It is summer in Washington. You know what that means. Heat reverberates off the street, the air feels like water, and the slightest bit of exertion brings huge drops of sweat. All of the obvious museums lining the Mall are packed. There is neither air nor space to be had in the Smithsonian buildings, swamped as they are with tourists. And as patriotic as you may be, you have been to the National Archives; the documents it houses, although metaphorically alive, have not changed since your last visit. What should you do?
Introducing our summer at the museums series, a weekly guide to museums you might not have discovered. The Exhibitionist’s first stop: the Hillwood Estate in Northwest Washington.
Hillwood Estate, Museum and Gardens
Marjorie Merriweather Post was not your typical heiress. She was a formidable businesswoman who worked on the General Foods board of directors for 20 years. She was also an avid collector of French and Russian art and a lifelong philanthropist whose last gift to the public was her home. Hillwood, which Post bought in 1955, was always intended to be a museum as well as a mansion. The estate houses more than 16,000 pieces of art.
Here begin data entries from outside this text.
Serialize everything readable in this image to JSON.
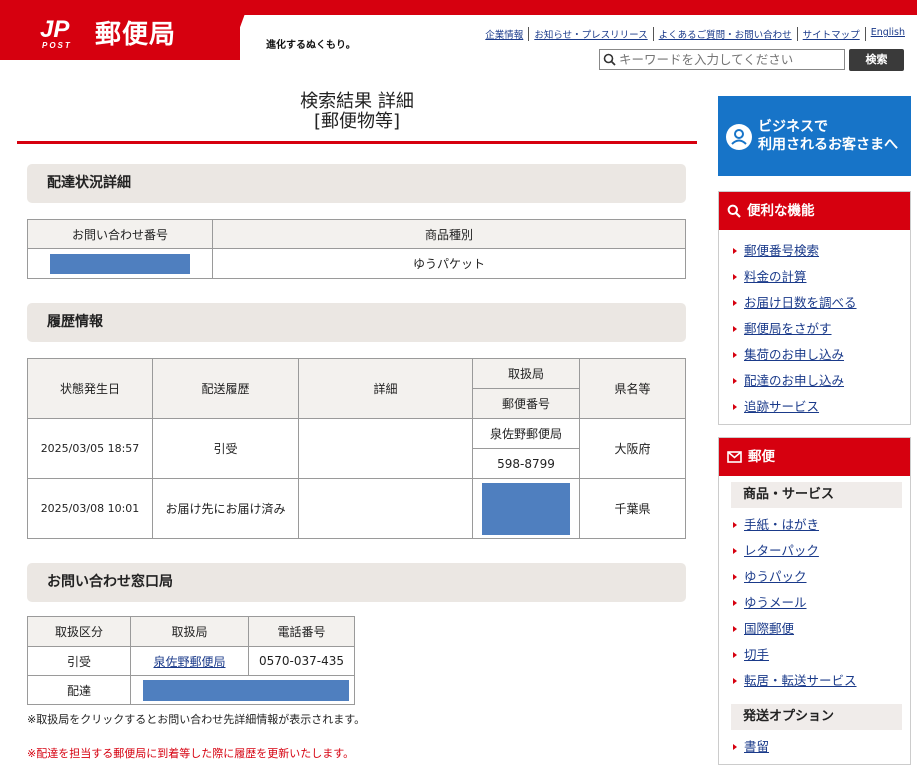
{
  "header": {
    "logo_text": "郵便局",
    "logo_mark_text": "JP",
    "logo_mark_sub": "POST",
    "tagline": "進化するぬくもり。",
    "top_links": [
      "企業情報",
      "お知らせ・プレスリリース",
      "よくあるご質問・お問い合わせ",
      "サイトマップ",
      "English"
    ],
    "search_placeholder": "キーワードを入力してください",
    "search_button": "検索"
  },
  "main": {
    "title_line1": "検索結果 詳細",
    "title_line2": "[郵便物等]",
    "delivery_status": {
      "heading": "配達状況詳細",
      "col_tracking": "お問い合わせ番号",
      "col_type": "商品種別",
      "product_type": "ゆうパケット"
    },
    "history": {
      "heading": "履歴情報",
      "col_date": "状態発生日",
      "col_history": "配送履歴",
      "col_detail": "詳細",
      "col_office": "取扱局",
      "col_postcode": "郵便番号",
      "col_pref": "県名等",
      "rows": [
        {
          "date": "2025/03/05 18:57",
          "status": "引受",
          "detail": "",
          "office": "泉佐野郵便局",
          "postcode": "598-8799",
          "pref": "大阪府"
        },
        {
          "date": "2025/03/08 10:01",
          "status": "お届け先にお届け済み",
          "detail": "",
          "office": "",
          "postcode": "",
          "pref": "千葉県"
        }
      ]
    },
    "contact": {
      "heading": "お問い合わせ窓口局",
      "col_type": "取扱区分",
      "col_office": "取扱局",
      "col_phone": "電話番号",
      "rows": [
        {
          "type": "引受",
          "office": "泉佐野郵便局",
          "phone": "0570-037-435"
        },
        {
          "type": "配達",
          "office": "",
          "phone": ""
        }
      ],
      "note": "※取扱局をクリックするとお問い合わせ先詳細情報が表示されます。",
      "note_red": "※配達を担当する郵便局に到着等した際に履歴を更新いたします。"
    }
  },
  "side": {
    "business_banner": {
      "line1": "ビジネスで",
      "line2": "利用されるお客さまへ"
    },
    "useful": {
      "heading": "便利な機能",
      "items": [
        "郵便番号検索",
        "料金の計算",
        "お届け日数を調べる",
        "郵便局をさがす",
        "集荷のお申し込み",
        "配達のお申し込み",
        "追跡サービス"
      ]
    },
    "mail": {
      "heading": "郵便",
      "sub1": "商品・サービス",
      "items": [
        "手紙・はがき",
        "レターパック",
        "ゆうパック",
        "ゆうメール",
        "国際郵便",
        "切手",
        "転居・転送サービス"
      ],
      "sub2": "発送オプション",
      "items2": [
        "書留"
      ]
    }
  },
  "colors": {
    "brand_red": "#d6000f",
    "business_blue": "#1774c8",
    "redaction_blue": "#4f7fbf"
  }
}
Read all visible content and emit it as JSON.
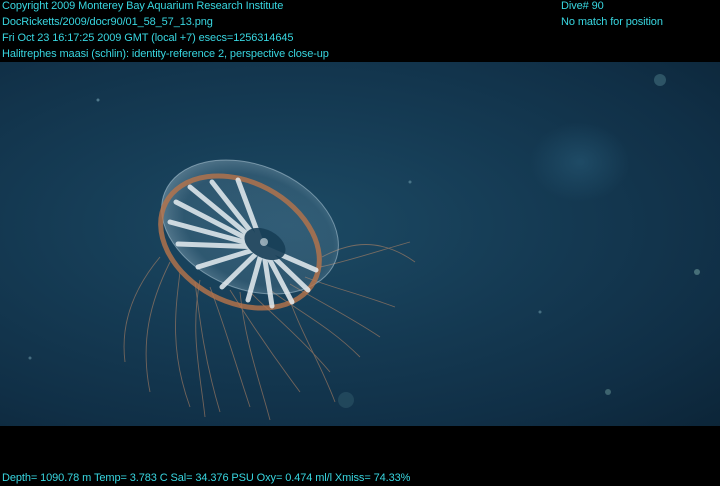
{
  "header": {
    "copyright": "Copyright 2009 Monterey Bay Aquarium Research Institute",
    "file_path": "DocRicketts/2009/docr90/01_58_57_13.png",
    "timestamp": "Fri Oct 23 16:17:25 2009 GMT (local +7)  esecs=1256314645",
    "annotation": "Halitrephes maasi (schlin): identity-reference 2, perspective close-up",
    "dive": "Dive# 90",
    "position": "No match for position"
  },
  "footer": {
    "telemetry": "Depth= 1090.78 m  Temp= 3.783 C  Sal= 34.376 PSU  Oxy= 0.474 ml/l  Xmiss= 74.33%"
  },
  "colors": {
    "overlay_text": "#38d6e0",
    "letterbox": "#000000",
    "water": "#153b54"
  }
}
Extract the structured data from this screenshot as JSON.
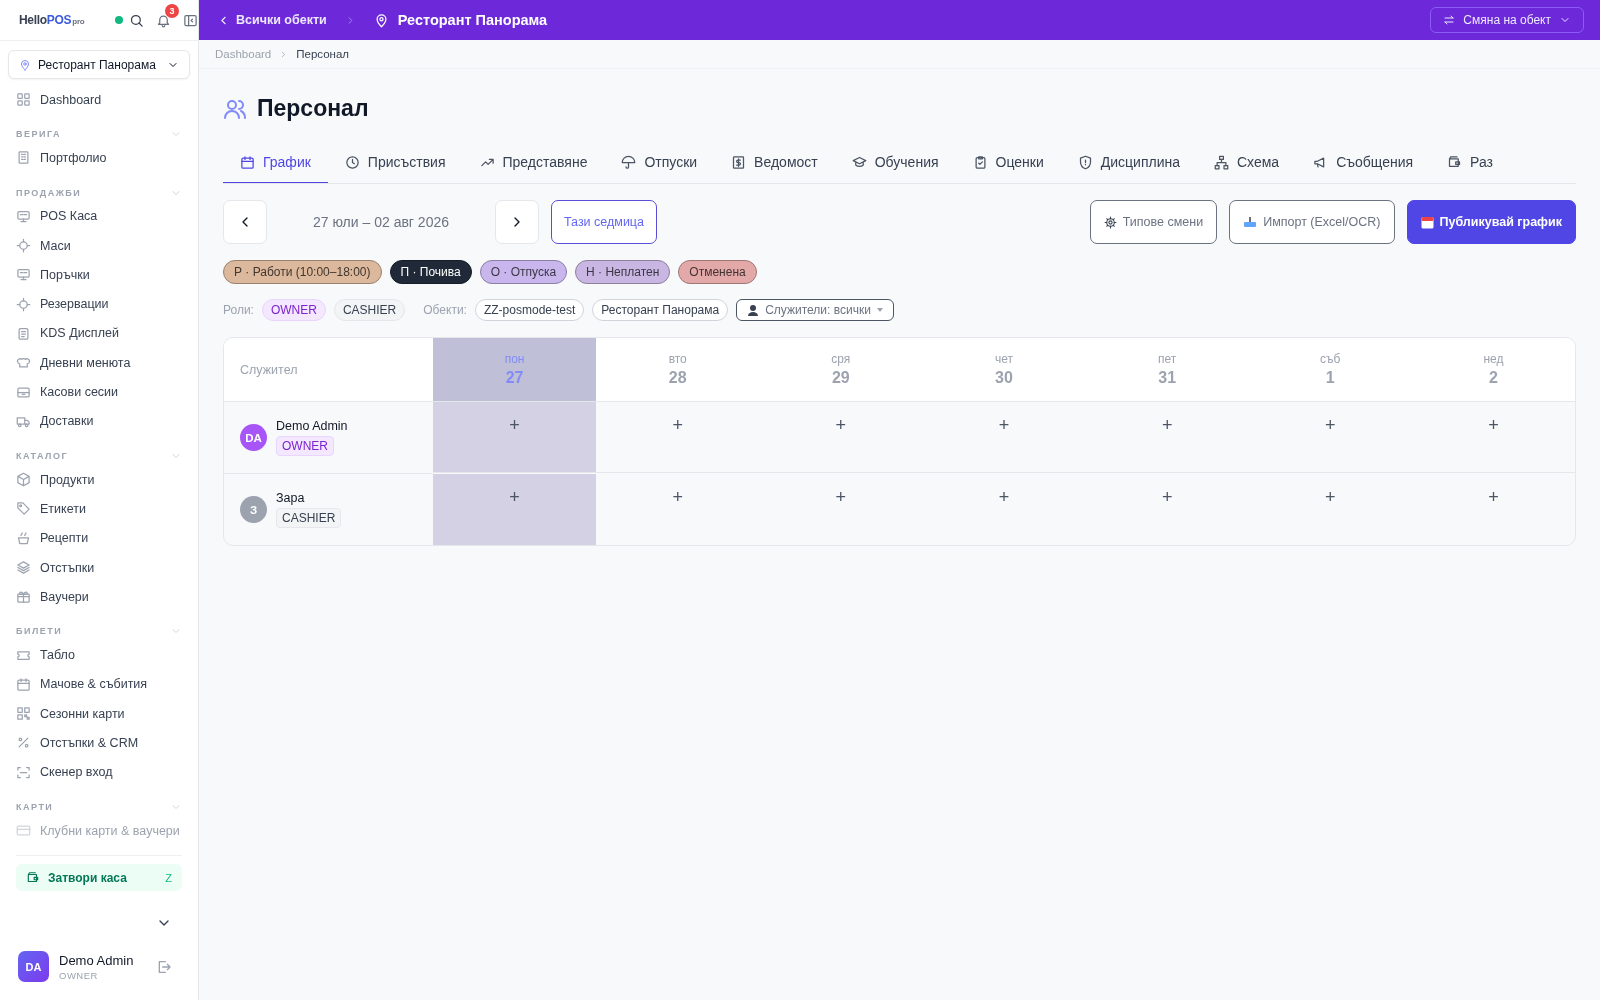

From Russia, with love In the Icon Room, about 400 precious objects are on display. Smack in the center are two of Post’s 80 Faberge eggs. These imperial Easter eggs were gifts from Nicholas II to his mother; Post received the Catherine the Great egg from her own daughter.
Scavenger hunt Post went to the Soviet Union in 1937. For 18 months, she rummaged through Russian shops, salvaging items of the imperial family’s that had been confiscated during the revolution and might otherwise have been lost forever.
The secret garden The grounds surrounding Hillwood are magnificent, but what’s really remarkable is how they flow into one another. As you step through ivy-covered archways and follow winding paths in the woods, you feel as though you are discovering something hidden from the world, a place no one knows about but you. Visit the Japanese-style garden for a private nook surrounded by flowers and small waterfalls.
On your lunch break During the week, the cafe provides express dining and an impressive sit-down lunch. Afternoon tea is served on Sundays. Free picnic blankets are available for those who want to enjoy the grounds while having a bite. Order the borscht to get the complete Russian-influenced experience.
4155 Linnean Ave. NW. Open 10 a.m.-5 p.m. Tuesday-Saturday and select evenings and Sundays. Free with suggested donations. Call 202.686.5807 or visit www.hillwoodmuseum.org.